There is a big difference between confidence and arrogance. Confidence inspires; arrogance intimidates. Arrogant people always know best and feel superior to others. They will never celebrate your confidence because it interferes with their arrogance.
One of the most dangerous people you can have around you is the perpetual victim. Perpetual victims look at their own issues and mistakes and always find others to blame, from their unreasonable boss to their unloving parents. They never take ownership of their own lives.
Controlling people know everything and the best way to do anything. They’re usually very insecure beneath it all, but as long as they’re around you’ll never get a chance to voice an idea or do anything yourself.
Those plagued with jealousy are never happy with what they have, and they aren’t capable of being happy when good things happen to you. They can’t appreciate it when others achieve or move forward; they feel that if anything good is going to happen, it should happen to them.

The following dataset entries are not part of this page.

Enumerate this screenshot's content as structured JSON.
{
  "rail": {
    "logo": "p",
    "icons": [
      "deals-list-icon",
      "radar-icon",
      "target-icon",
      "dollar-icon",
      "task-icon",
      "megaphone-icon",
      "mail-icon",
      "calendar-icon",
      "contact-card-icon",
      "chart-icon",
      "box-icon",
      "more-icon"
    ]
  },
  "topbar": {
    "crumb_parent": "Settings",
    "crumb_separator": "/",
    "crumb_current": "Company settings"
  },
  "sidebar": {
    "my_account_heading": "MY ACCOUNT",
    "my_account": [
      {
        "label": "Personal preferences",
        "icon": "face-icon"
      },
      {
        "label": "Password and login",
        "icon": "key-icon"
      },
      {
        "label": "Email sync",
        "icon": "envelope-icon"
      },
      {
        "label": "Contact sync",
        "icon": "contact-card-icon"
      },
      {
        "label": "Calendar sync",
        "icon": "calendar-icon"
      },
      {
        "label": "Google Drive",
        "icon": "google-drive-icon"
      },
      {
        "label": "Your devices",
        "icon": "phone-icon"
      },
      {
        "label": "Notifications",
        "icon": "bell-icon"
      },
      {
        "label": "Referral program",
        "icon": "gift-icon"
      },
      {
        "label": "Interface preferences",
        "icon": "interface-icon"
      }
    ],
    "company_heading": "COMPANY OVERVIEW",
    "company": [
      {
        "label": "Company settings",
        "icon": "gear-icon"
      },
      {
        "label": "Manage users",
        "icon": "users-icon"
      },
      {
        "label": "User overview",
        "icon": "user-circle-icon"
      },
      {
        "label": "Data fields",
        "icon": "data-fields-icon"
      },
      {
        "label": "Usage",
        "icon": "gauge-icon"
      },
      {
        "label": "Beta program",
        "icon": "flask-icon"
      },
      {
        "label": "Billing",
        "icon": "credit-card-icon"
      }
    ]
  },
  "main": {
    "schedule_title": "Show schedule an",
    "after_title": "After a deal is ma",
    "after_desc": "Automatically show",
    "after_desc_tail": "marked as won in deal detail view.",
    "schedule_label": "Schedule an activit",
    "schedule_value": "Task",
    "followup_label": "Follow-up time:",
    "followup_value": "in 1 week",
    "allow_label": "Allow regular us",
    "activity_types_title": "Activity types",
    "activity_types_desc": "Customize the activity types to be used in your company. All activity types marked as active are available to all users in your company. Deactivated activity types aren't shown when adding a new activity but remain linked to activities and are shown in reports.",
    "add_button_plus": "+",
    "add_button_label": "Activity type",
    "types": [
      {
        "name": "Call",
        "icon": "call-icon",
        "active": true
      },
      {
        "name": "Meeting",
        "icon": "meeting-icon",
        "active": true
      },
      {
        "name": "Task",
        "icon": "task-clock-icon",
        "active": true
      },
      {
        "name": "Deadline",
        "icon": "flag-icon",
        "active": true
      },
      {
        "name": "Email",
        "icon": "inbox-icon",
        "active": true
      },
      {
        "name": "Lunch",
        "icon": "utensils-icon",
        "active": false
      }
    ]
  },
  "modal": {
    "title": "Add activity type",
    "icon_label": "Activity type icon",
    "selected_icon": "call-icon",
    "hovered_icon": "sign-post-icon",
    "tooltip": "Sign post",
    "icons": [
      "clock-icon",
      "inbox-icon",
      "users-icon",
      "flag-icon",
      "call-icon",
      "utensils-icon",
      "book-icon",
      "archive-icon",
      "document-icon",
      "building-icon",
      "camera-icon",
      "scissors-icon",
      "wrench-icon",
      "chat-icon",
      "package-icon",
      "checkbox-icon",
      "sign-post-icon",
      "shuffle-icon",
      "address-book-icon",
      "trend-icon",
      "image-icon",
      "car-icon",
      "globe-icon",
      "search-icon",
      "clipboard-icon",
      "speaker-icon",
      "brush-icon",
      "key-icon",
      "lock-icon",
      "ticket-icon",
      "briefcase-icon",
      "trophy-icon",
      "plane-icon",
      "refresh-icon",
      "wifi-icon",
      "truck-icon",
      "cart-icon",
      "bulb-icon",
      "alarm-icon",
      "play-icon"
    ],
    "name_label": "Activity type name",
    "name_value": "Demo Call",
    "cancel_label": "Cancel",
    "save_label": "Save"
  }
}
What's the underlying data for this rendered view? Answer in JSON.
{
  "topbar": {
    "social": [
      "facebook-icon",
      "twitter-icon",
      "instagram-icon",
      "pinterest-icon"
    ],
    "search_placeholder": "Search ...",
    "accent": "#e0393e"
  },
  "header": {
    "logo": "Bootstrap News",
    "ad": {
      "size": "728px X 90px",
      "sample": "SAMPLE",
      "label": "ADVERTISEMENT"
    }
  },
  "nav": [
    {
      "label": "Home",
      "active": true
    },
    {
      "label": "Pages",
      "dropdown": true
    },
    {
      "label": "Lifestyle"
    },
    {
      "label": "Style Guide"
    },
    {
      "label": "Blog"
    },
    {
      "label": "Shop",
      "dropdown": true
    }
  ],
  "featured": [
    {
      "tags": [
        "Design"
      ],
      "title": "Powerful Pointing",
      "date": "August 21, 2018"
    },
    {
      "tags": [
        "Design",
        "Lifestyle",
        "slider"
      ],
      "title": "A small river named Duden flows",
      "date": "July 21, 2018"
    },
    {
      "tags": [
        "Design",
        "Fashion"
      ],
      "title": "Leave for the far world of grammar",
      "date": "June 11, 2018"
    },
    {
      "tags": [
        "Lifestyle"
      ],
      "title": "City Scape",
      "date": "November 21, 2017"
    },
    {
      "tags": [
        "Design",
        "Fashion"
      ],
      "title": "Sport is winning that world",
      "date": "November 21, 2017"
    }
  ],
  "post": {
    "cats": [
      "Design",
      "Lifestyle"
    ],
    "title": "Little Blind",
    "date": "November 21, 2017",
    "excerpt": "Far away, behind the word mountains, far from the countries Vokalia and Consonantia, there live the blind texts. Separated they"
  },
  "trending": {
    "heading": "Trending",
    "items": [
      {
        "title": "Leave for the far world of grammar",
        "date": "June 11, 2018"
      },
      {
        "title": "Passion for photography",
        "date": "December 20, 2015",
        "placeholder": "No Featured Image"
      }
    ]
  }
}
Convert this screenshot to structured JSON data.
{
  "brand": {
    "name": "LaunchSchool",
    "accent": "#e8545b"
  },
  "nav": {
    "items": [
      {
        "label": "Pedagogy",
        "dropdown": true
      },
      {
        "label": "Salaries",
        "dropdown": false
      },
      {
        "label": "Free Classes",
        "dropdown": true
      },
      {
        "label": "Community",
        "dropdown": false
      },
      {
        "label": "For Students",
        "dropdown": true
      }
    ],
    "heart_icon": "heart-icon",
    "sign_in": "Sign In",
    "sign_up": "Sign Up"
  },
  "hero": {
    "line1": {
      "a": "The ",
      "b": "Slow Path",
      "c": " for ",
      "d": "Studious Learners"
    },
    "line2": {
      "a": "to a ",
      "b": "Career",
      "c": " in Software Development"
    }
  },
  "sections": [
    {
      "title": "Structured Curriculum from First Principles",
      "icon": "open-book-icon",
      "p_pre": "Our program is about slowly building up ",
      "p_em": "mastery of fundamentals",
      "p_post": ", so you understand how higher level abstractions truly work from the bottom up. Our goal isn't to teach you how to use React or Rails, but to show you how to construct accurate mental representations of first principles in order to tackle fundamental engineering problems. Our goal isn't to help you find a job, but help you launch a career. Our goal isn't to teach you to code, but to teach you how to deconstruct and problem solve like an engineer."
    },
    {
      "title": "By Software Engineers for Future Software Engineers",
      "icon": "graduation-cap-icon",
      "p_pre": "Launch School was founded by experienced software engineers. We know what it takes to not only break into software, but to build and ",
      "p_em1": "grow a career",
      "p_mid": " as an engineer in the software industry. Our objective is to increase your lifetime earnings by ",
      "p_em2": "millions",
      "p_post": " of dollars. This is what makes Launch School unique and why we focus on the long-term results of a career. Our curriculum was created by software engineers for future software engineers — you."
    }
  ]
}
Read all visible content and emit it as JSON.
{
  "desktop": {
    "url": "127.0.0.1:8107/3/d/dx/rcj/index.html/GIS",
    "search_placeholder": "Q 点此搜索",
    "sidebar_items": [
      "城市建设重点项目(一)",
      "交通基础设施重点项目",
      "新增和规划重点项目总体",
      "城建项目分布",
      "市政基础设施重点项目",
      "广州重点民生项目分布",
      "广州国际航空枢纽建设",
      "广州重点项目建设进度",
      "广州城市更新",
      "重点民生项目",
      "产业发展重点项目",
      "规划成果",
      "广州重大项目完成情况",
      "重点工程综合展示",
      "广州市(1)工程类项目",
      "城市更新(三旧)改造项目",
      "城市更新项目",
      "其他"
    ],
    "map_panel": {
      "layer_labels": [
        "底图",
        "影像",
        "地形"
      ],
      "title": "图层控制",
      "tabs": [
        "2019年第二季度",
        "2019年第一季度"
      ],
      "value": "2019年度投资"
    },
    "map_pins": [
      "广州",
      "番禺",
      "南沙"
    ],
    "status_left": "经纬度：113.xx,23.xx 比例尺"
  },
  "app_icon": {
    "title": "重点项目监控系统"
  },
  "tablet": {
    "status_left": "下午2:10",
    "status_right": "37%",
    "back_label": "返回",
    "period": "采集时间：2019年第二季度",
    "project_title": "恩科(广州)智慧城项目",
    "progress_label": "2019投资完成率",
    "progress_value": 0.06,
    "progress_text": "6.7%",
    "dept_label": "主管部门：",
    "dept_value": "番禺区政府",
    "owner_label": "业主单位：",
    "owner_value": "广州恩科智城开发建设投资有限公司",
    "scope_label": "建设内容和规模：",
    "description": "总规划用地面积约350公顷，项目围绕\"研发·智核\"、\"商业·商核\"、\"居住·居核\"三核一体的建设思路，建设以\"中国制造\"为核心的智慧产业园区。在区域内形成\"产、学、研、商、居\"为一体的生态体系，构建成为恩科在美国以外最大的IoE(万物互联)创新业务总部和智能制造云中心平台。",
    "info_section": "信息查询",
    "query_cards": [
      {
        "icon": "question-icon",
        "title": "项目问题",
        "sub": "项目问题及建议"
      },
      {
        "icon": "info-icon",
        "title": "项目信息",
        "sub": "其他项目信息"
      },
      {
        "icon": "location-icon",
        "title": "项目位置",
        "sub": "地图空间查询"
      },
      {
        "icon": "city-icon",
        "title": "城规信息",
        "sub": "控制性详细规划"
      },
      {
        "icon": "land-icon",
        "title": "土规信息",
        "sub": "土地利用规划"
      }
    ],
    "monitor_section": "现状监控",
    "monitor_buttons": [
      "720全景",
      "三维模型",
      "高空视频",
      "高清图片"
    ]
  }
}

As long as there are people, there will be people who lie. But chronic liars are harmful because you never know what to believe, so you can’t count on their promises or their word. They will lie to you about others, and they will lie to others about you.
You probably know someone who’s always angry and resentful, suspicious of everything. Negativity destroys relationships, and spending time with negative people makes you feel they are sucking the life out of you.
So much of our culture tells us to want more, achieve more, earn more. And to a degree that kind of desire and ambition can be good. But it turns toxic when people want it all–what’s theirs and what’s not–and when having, rather than doing or being, becomes the focus of their life.
There is a big difference between making a judgment and being judgmental. Judgments are objective and based on discernment, while being judgmental is just about criticism. Judgmental people are always quick to jump to conclusions. They are poor listeners and communicators.
Gossipers see themselves as having a deep conversation about someone, an exchange of information. They do it to elevate themselves above their insecurity, and there’s no distinction between speculation and fact. Few things are more destructive than gossip.
When someone lacks integrity and honesty–when cheating, lying, manipulating, gossip, and greed are part of the norm–there are few things they won’t do to get their way. If they decide you’re an obstacle to them, they’ll come after you with everything they’ve got.
If any of these attributes sound familiar, you may be suffering from exposure to a toxic person. Don’t wait until tomorrow to get yourself clear. And if you’re unable to do so, stay as distant and guarded as you would with a chemical spill.